How exactly did you get connected with the others?
My memory is that I heard their music over at Fusz, and I heard a rumor they were going to write it all down. I said, “Hey, let’s gather me and any other Jesuits in St. Louis who have been writing liturgical music, and we’ll put out copies of it when people ask for it.” My stuff started to get around; Schutte and Dufford got copies of it, and they started writing in their own unique ways. I was doing short refrains, setting those antiphons that are printed in the missal, that are remnants of the chant from ancient days. When he got to St. Louis, Dan started to do longer refrains that had a lot more melodic content. I had based mine on Joseph Gelineau’s, in part, but when I heard his, I thought that it really fit instrumentally; we tried to keep our parts simple. We made each album we put out a little more complicated because we thought we would be teaching the guitar crowd to be better and better. But there wasn’t the continuity we thought there would be. There would be people playing guitars for two to three years, and then they’d go to college or go into business and a new crowd would come in, so we gradually professionalized the whole thing and raised the guitar playing standards.

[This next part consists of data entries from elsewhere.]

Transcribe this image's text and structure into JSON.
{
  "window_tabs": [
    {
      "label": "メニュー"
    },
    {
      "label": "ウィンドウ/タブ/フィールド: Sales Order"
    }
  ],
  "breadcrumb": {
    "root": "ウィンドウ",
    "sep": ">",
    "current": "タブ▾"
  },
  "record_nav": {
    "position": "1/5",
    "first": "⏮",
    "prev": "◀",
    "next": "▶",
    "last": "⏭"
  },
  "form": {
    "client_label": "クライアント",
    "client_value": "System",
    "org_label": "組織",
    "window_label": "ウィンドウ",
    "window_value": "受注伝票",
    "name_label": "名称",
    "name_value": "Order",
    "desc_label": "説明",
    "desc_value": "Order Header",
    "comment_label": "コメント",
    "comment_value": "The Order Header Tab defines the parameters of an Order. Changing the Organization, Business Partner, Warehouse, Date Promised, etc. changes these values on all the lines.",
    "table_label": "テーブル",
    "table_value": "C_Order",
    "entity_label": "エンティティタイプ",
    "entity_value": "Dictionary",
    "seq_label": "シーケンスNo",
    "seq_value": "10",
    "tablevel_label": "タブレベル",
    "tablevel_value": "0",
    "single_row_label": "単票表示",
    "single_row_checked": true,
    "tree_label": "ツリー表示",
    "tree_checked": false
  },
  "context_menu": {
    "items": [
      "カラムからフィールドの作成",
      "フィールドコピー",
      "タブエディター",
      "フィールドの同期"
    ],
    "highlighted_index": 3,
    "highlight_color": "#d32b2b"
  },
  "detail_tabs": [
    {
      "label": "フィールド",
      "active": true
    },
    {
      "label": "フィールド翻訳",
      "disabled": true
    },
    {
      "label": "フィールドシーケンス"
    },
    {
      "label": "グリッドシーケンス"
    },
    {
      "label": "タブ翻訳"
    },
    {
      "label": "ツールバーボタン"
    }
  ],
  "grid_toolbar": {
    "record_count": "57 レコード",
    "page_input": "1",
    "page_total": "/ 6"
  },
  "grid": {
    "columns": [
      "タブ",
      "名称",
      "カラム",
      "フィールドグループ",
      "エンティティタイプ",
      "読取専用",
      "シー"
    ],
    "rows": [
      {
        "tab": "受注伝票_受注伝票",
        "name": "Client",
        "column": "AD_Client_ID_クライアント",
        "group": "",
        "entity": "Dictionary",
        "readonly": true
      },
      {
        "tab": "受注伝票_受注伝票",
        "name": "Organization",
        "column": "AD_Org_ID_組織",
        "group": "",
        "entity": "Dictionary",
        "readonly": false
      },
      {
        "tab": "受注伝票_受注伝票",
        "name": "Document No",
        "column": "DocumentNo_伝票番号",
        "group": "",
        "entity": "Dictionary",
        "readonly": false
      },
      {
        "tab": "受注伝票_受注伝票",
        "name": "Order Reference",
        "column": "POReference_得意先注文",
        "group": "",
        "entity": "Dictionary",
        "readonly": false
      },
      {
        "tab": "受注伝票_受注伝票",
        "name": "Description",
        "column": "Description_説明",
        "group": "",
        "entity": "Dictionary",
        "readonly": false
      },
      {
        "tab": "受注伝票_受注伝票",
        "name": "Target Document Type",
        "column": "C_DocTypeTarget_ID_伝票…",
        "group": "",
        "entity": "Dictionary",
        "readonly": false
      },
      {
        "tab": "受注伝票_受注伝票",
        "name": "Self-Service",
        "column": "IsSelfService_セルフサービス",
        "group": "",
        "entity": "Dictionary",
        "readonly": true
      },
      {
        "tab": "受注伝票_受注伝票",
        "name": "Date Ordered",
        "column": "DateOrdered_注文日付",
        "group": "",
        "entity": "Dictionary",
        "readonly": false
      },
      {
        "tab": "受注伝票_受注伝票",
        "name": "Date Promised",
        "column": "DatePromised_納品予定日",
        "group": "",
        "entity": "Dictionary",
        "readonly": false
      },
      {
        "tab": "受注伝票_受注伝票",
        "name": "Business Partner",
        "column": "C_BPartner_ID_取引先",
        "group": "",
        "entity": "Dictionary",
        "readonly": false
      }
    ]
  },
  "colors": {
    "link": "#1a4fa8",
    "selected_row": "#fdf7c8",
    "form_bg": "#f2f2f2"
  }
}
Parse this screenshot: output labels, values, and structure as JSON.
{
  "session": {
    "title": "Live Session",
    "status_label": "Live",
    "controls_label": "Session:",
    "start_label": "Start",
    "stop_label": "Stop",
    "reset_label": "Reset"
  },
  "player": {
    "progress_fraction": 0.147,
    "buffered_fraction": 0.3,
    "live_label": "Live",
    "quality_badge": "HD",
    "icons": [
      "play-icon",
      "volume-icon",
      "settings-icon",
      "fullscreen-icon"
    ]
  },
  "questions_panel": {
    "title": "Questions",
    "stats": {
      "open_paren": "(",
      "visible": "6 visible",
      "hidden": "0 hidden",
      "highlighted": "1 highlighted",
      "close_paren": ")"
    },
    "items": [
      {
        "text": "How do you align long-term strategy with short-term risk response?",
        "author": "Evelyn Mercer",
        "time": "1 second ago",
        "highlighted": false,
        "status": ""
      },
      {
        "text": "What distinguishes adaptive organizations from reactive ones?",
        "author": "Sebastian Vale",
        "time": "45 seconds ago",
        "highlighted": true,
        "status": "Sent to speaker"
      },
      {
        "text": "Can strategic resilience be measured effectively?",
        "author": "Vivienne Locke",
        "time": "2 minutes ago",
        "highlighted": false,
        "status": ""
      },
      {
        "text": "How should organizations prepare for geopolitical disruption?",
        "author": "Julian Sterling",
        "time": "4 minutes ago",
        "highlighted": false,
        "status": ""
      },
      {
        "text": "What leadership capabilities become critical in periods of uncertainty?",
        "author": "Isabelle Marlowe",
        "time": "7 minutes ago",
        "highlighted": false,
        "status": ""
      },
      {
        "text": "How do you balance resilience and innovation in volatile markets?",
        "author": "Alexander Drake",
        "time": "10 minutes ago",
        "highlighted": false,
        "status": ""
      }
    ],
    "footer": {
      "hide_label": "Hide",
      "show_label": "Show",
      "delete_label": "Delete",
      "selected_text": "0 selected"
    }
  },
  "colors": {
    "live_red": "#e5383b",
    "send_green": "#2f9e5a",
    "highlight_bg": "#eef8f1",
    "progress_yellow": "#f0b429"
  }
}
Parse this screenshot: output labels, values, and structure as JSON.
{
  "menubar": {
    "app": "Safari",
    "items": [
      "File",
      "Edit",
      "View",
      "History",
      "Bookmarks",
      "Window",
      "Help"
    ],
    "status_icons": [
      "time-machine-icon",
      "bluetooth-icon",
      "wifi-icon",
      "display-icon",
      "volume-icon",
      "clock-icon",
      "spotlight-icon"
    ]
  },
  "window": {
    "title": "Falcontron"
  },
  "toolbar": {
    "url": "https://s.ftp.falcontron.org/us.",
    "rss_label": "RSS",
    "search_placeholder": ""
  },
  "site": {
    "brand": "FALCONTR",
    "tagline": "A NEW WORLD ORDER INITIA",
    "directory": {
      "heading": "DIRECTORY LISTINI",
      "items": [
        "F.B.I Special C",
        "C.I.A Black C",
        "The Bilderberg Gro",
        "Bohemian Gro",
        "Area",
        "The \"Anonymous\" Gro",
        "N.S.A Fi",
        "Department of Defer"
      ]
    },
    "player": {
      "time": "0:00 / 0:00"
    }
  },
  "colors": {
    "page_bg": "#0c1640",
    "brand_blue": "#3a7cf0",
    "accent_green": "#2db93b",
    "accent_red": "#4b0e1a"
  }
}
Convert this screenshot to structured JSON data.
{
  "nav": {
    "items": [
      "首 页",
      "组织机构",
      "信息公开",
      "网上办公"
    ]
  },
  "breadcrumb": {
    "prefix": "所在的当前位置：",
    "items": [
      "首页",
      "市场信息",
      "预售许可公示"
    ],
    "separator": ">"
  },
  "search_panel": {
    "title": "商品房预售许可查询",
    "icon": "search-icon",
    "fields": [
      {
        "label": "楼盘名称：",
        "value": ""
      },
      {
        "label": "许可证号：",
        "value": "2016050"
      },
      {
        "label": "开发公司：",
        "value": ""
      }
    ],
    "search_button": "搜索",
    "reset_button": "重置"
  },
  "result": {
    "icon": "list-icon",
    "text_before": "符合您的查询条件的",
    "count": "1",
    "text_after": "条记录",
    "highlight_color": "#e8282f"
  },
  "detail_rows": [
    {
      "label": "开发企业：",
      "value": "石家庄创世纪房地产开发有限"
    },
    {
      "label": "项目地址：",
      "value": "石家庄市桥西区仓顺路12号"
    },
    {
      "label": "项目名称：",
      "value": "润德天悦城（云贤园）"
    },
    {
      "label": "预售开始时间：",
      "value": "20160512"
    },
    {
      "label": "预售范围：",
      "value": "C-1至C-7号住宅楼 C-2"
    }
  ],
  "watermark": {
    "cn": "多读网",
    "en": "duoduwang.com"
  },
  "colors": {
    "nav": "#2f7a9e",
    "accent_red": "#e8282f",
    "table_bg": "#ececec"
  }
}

People talk about your work together as capturing the rhythms and speech well.
The ultimate roots are with Fr. Bob Boyle at Regis. I studied Hopkins with him at college. I heard the sprung and metaphorical rhythm, and I just fell in love with it. Working in language from that point on became something I couldn’t compromise. It’s actually easier to get the rhythms of the language right than to do them wrong. It’s like a guy who lays bricks and lays them all crooked. I’m not making any claims that I did it right all the time.